James Madison ends Hens' tournament dreams in final seconds
Published: Sunday, March 10, 2013
Updated: Monday, March 11, 2013 18:03
RICHMOND, Va. – For the second time this season, James Madison sent the Delaware men’s basketball team home with their heads hanging. A wild and controversial finish ended the Hens’ CAA final and NCAA Tournament dreams.
Two free throws by senior guard Devon Moore with 3.7 seconds left put the Dukes up 58-57. In response, head coach Monté Ross drew up a full court play in which senior forward Jamelle Hagins caught the ball near half court and passed it to junior guard Devon Saddler, who drove as far as he could before taking an off-balance jumper near the foul line.
The ball clanged off the rim and the Dukes stormed the court. Ross said the Hens got the ball in the right person’s hands and Saddler got a good look, but the shot just didn’t fall.
Delaware failed to execute on two key possessions at the end of the game, which proved the difference. The first involved a contentious play with sophomore guard Jarvis Threatt, who took an inbound pass with 13.3 seconds remaining and dribbled down the side of the court. As the defender approached, the referee blew the whistle and pointed to the line.
He ruled Threatt had dribbled out of bounds. All Threatt could muster up postgame was that the referee made the call he saw.
“Let me just say he wasn’t out of bounds,” Ross said in defense of his starting point guard. “He didn’t step out of bounds, the ball didn’t go out of bounds.”
The turnover allowed Moore to drive down the right lane into Hagins, who tied up the ball, but a foul was called. Ross said Hagins made a strong defensive move, but again it appeared a call went against the Hens, as there did not seem to be a lot of contact on the play.
The other time Delaware failed to capitalize came on the previous possession when Threatt took a 3-pointer with under a minute to play. Hagins collected his fourth offensive rebound of the night and went to pass the ball out of the paint, but a double team by James Madison defenders forced another turnover for the Hens, who had 16 on the night.
The Dukes dribbled up court and took a timeout to set up a game-winning shot with 39.5 seconds to play. However, Hens’ junior forward Carl Baptiste stepped in front of a driving Andre Nation, who hit the winner back on Feb. 17, and blocked the shot. Baptiste’s size caused a disadvantage all game for the Dukes as he collected nine rebounds, three of which were offensive boards.
The game seemed in hand for Delaware until Threatt’s miscue gave the ball back to James Madison.
The Hens had mounted a 10-point comeback when the team fell behind early in the second half. Threatt drove the lane but coughed up the ball, which the Dukes gathered and slammed home at the 17:23 mark.

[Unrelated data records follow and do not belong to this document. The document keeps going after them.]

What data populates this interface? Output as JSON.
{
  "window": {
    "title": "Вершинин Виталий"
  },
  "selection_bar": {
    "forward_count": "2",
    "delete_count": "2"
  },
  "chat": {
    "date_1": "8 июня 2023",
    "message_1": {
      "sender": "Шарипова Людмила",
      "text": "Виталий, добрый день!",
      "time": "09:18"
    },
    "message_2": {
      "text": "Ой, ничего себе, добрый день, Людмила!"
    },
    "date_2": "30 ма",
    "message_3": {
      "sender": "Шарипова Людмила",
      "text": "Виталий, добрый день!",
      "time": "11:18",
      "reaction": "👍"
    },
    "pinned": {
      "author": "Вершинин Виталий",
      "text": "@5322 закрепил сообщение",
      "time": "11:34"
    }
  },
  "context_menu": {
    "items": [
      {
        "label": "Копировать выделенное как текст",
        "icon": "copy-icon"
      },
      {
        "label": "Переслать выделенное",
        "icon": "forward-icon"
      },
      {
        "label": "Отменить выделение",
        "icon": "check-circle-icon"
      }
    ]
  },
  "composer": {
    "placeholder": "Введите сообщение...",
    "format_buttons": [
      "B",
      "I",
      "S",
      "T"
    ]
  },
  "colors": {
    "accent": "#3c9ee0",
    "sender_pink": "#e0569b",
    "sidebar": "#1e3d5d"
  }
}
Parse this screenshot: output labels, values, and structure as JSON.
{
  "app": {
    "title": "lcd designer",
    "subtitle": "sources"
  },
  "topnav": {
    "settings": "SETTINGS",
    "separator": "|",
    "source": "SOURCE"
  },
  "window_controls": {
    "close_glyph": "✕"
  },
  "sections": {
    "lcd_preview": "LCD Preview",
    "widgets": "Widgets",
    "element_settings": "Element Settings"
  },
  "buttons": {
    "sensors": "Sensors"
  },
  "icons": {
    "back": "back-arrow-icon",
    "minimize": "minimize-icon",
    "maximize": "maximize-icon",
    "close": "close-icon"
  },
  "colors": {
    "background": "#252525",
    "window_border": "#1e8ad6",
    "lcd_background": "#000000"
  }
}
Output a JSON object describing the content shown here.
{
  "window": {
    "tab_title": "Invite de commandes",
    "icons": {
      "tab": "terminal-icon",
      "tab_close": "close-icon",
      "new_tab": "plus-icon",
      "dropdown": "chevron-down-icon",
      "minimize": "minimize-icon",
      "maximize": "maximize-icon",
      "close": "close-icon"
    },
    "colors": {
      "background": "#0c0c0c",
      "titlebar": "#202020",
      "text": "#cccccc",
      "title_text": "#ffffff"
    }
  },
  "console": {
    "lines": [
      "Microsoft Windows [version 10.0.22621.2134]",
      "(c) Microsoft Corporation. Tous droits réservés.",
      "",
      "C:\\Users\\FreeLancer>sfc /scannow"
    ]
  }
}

Saddler, who had not made a field goal in the game yet and only had one point, finally got going for Delaware as he connected with his first bucket of the game with 16:14 left. The Hens started to force missed shots and asserted themselves on the glass.
“We knew that was a strength coming into the game […] when I didn’t have too many rebounds in the first half, I kind of focused on that in the second, made sure I attacked the glass,” Baptiste said.
Delaware’s 6-0 run brought the game within reach with less than 16 to play. Threatt then stepped up, scoring seven of his nine points in a row. First he swiped an offensive rebound and laid it in off the glass. After a defensive stop, the Richmond native drilled a 3-pointer to give the Hens a 47-46 lead. He continued with another layup on the Hens’ next possession to put them up three with 7:08 left in the game.
Delaware fought off numerous James Madison comebacks and extended its lead to 57-51 with just under 3 minutes to play but would not find the bottom of the net again.
The Hens hope to continue postseason play in another tournament, Ross said. His main job is to pick the team up after the tough loss and then focus on remaining games, he said.
“The biggest thing about college athletics is you ask these guys to give their blood, their heart, their soul or their guts,” Ross said. “I’m so appreciative of my team because they gave me that, and I couldn’t have asked them for anything else tonight.”